Community support crucial to supporting victims of abuse
(NC) When Haydee first met her now ex-husband, he was very charming. But after they moved in together he became more and more controlling — she felt like she was living in a boot camp.
At the time, they were living in Argentina, her native country. They moved to Canada and hoped things would be better, but they got worse. Her husband broke dishes, threw things, screamed, and threatened. He had no “off” button. Haydee was losing her spirit and passion for life. It got to the point where she didn't recognize herself.
The day before Christmas, Haydee and her daughter ran to the window to witness the magic of the first snowfall and noticed that the Christmas tree was on the front lawn, the branches scattered like lost children. The wings of the crystal angel were broken. Haydee knew then she had two choices: leave or become a statistic. She left with her daughter, taking only a small suitcase and some family photos.

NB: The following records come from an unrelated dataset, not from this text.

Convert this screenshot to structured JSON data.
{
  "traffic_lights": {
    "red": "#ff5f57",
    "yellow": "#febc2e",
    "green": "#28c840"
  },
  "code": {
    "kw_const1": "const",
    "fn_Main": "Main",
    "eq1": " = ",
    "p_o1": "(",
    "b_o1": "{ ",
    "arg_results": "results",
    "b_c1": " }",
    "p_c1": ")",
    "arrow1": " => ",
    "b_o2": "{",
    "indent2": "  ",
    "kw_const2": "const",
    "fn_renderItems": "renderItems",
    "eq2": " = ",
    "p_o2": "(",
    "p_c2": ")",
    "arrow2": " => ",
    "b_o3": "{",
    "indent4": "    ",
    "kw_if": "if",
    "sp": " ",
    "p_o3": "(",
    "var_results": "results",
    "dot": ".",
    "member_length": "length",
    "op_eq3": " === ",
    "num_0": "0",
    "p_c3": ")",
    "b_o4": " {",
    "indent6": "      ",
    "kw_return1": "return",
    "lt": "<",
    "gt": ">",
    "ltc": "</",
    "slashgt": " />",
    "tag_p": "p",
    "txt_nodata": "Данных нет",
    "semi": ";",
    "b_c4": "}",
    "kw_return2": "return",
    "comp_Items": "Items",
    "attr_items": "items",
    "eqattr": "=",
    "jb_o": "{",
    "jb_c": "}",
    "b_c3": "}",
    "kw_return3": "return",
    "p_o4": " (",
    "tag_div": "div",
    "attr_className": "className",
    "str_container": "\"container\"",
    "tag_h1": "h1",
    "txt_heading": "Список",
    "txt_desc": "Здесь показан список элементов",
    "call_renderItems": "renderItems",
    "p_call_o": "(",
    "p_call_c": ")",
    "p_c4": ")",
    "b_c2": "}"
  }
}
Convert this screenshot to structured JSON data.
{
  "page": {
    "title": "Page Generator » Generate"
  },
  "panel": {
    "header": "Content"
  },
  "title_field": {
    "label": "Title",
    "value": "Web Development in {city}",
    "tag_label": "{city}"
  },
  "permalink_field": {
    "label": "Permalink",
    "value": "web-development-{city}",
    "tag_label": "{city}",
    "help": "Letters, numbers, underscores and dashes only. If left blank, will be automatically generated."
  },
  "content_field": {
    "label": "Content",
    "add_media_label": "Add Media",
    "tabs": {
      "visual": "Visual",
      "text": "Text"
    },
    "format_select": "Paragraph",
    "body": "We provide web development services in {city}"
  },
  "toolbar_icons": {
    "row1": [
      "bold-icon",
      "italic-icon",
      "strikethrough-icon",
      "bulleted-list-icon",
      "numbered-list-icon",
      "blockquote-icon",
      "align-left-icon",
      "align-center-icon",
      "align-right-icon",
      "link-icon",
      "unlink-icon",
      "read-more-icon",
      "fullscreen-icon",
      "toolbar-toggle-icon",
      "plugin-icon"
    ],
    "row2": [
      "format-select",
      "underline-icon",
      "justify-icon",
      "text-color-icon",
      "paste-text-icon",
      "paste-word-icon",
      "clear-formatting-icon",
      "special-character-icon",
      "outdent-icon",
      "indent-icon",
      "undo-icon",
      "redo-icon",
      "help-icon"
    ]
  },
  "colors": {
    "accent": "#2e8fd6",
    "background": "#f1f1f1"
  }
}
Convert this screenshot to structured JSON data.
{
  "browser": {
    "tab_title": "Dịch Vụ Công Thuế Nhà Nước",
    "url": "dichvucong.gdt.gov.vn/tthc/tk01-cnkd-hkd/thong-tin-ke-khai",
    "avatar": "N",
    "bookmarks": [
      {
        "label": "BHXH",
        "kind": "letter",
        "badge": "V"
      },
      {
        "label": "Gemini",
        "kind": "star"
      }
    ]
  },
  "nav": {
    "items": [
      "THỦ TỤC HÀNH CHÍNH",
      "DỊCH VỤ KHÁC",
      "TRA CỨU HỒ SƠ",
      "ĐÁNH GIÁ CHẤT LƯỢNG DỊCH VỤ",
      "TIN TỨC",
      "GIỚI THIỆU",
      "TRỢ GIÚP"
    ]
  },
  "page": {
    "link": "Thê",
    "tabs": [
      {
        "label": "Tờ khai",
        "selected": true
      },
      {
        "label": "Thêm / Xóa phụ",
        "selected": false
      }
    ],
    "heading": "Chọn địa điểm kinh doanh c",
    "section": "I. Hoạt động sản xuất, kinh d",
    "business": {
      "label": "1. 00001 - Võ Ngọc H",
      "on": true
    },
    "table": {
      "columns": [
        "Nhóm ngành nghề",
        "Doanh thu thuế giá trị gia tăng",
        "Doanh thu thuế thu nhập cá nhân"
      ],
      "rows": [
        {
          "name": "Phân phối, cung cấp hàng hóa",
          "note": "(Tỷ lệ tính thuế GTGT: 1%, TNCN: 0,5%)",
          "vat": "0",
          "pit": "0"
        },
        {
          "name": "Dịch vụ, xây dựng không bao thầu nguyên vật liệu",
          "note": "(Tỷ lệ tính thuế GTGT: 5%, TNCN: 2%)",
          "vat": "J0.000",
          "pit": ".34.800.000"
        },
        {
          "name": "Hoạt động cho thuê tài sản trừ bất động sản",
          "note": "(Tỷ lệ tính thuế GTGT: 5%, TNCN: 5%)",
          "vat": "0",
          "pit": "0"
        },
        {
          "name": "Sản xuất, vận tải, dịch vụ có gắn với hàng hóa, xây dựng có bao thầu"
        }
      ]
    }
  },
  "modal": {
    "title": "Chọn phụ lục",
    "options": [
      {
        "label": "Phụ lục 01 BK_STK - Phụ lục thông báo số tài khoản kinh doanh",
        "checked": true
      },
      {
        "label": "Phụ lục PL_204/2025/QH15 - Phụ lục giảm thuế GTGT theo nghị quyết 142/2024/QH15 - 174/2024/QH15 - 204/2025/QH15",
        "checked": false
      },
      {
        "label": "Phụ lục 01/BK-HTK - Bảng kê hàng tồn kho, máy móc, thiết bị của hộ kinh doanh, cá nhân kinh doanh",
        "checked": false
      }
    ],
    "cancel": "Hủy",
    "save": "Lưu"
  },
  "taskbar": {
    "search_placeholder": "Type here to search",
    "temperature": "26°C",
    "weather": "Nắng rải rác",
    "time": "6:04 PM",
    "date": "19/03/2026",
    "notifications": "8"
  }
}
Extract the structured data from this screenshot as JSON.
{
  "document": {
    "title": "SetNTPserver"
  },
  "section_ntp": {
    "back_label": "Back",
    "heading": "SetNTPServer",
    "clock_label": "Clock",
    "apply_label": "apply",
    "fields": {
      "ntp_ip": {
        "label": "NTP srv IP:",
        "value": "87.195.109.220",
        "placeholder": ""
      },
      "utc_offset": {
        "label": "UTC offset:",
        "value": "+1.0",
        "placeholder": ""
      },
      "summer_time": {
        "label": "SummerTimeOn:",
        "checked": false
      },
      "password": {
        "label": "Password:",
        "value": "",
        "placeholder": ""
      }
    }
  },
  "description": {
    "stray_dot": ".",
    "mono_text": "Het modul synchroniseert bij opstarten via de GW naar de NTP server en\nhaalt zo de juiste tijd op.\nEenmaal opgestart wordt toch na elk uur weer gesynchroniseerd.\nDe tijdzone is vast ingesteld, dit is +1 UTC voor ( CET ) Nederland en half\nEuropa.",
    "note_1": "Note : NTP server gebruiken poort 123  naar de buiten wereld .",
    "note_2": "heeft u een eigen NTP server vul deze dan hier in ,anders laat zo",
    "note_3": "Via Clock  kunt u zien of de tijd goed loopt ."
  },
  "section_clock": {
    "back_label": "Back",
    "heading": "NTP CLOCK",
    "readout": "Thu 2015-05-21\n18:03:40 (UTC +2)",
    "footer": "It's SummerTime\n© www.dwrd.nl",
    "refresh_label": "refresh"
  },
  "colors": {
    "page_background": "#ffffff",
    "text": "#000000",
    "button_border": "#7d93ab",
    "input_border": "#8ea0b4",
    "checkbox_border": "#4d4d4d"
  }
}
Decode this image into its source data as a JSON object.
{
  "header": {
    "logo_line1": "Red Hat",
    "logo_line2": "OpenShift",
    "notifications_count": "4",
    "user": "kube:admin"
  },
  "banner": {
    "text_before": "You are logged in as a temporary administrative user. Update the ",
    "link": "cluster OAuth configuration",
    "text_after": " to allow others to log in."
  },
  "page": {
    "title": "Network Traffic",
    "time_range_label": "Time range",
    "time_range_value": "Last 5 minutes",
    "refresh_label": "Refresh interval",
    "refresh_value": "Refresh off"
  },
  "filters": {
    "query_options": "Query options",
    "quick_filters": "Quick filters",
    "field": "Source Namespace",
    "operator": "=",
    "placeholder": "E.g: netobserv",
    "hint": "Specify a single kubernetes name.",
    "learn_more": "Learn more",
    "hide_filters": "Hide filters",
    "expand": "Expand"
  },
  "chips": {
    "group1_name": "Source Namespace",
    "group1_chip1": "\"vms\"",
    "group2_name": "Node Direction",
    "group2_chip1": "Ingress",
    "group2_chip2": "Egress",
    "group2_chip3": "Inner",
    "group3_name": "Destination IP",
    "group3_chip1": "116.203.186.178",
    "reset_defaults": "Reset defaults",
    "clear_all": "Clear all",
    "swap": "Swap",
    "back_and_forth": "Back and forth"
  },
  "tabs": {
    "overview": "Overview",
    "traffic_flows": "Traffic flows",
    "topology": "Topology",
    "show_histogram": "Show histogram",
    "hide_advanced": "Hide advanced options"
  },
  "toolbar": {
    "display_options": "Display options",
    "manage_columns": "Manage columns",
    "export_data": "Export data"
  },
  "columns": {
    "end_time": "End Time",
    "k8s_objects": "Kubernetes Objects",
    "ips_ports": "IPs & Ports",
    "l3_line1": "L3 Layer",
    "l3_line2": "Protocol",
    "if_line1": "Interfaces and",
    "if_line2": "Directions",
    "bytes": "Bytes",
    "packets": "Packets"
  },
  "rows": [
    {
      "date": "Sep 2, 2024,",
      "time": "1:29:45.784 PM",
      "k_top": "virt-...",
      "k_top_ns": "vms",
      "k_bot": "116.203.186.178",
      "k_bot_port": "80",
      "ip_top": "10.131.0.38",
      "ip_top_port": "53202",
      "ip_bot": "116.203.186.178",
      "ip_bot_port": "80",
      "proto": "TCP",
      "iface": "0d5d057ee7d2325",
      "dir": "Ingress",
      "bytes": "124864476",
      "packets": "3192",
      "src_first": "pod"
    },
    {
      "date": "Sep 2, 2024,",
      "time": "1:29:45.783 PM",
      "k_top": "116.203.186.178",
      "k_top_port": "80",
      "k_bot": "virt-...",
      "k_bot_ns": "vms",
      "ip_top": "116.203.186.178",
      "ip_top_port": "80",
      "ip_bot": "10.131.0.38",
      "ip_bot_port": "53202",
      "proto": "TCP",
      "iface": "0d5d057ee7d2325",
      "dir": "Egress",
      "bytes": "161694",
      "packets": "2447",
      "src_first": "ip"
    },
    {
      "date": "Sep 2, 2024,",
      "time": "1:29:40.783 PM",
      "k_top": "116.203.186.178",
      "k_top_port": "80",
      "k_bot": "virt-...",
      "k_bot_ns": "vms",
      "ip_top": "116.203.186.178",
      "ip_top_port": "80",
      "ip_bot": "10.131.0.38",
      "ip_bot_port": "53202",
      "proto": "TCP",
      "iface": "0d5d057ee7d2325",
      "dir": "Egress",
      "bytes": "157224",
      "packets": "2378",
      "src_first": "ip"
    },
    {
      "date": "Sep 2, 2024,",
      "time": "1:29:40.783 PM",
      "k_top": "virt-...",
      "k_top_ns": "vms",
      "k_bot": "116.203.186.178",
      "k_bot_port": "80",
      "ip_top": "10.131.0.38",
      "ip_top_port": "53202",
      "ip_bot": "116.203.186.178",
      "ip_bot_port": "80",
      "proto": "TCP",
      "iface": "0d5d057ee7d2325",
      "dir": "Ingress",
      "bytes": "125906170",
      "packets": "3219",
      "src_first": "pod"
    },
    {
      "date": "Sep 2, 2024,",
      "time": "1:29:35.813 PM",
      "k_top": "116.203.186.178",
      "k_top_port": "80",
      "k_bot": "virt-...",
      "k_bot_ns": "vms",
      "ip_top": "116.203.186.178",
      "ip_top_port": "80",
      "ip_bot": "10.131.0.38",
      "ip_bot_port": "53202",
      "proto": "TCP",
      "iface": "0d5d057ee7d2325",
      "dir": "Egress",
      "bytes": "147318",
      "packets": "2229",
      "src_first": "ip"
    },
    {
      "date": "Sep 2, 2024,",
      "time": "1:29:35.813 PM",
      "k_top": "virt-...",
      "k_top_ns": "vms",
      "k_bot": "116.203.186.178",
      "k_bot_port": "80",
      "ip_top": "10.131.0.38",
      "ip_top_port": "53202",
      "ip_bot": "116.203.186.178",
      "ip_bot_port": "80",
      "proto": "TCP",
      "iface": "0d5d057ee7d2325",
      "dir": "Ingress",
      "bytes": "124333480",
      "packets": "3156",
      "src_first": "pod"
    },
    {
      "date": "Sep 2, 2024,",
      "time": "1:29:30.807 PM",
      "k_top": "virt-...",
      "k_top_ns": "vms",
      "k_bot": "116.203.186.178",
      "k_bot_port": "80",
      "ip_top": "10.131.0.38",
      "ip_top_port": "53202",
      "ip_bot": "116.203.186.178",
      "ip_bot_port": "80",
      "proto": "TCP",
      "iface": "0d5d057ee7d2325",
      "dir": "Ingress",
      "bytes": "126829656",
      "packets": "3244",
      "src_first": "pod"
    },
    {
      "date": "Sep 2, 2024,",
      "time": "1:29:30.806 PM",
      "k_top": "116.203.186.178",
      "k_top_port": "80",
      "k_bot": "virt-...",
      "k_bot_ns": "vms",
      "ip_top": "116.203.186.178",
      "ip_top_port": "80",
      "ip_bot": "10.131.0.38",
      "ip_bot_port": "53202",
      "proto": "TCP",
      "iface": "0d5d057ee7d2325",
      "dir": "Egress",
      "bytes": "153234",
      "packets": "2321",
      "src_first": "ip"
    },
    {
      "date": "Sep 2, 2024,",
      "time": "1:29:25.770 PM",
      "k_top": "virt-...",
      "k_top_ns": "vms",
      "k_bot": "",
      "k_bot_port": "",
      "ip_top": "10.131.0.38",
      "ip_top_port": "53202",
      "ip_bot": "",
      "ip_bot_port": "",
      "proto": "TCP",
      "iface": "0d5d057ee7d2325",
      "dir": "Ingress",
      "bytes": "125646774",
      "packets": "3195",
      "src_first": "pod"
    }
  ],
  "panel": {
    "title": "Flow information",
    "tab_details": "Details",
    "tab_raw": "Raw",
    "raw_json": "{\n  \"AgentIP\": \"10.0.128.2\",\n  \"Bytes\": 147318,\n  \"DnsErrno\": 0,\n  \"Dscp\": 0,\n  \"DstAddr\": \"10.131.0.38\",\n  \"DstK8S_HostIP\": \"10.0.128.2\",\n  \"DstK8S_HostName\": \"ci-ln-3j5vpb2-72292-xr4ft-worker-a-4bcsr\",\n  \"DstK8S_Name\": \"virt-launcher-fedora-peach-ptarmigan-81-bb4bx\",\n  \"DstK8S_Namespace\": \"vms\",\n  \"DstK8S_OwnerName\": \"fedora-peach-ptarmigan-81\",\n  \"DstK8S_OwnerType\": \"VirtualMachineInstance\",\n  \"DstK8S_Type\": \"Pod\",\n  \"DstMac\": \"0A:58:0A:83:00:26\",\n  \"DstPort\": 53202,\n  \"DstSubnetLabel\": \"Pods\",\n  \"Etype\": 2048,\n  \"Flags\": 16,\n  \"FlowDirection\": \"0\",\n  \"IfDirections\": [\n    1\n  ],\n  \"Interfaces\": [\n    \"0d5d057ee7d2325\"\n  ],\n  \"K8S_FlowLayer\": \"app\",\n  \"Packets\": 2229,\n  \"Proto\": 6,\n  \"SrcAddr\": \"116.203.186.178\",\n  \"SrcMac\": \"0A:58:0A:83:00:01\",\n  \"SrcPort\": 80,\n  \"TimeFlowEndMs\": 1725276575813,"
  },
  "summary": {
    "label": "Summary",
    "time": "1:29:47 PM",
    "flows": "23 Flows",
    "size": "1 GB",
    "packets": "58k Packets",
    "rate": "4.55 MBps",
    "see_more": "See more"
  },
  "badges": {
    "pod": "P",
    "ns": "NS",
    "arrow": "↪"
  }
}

Initially, they slept on the floor of an unfurnished basement apartment. Haydee's daughter would whisper, “You are my hero. I know we will make it.” The words and trust kept her going, but she was ashamed and blamed herself.
“I felt alone on a life raft, in the middle of a dark ocean,” she recalled. “I would ask my counselor at Dixon Transition House, which was supported by a grant from the Canadian Women's Foundation, to tell me success stories about other women, and it was like seeing the light from a lighthouse.”
Slowly but steadily, the winds of freedom created new hope for Haydee and her daughter. The RCMP kept them safe and they furnished an apartment and bought a Christmas tree. Haydee started to find her voice and shape her destiny, breaking the cycle of violence for her and future generations of women. She now educates other women and the public on the issue of domestic violence.
For Haydee and her daughter, their own determination and strength were crucial. But without help from the community, they said, plus the programs supported every year by the Canadian Women's Foundation and its Annual Campaign to End Violence Against Women, they could not have transformed from victims to victors.
More information on this topic is available online at www.canadianwomen.org.
Word count: 382
Articles are provided free of charge. Articles appearing on web sites, must credit www.newscanada.com. Articles appearing in Print, must credit News Canada with (NC) at beginning of an article or – News Canada at the end. Any source/sponsor of the information quoted in the text must also be identified as presented. Images are only to be used with corresponding editorial copy. Usage of News Canada articles constitutes your acceptance of these terms and an agreement between you and News Canada.
Image Instructions - Note: Illegal to use without News Canada editorial.
To open/download image(s) used in this article, please click the following links:Click here for image file: «80728H.jpg»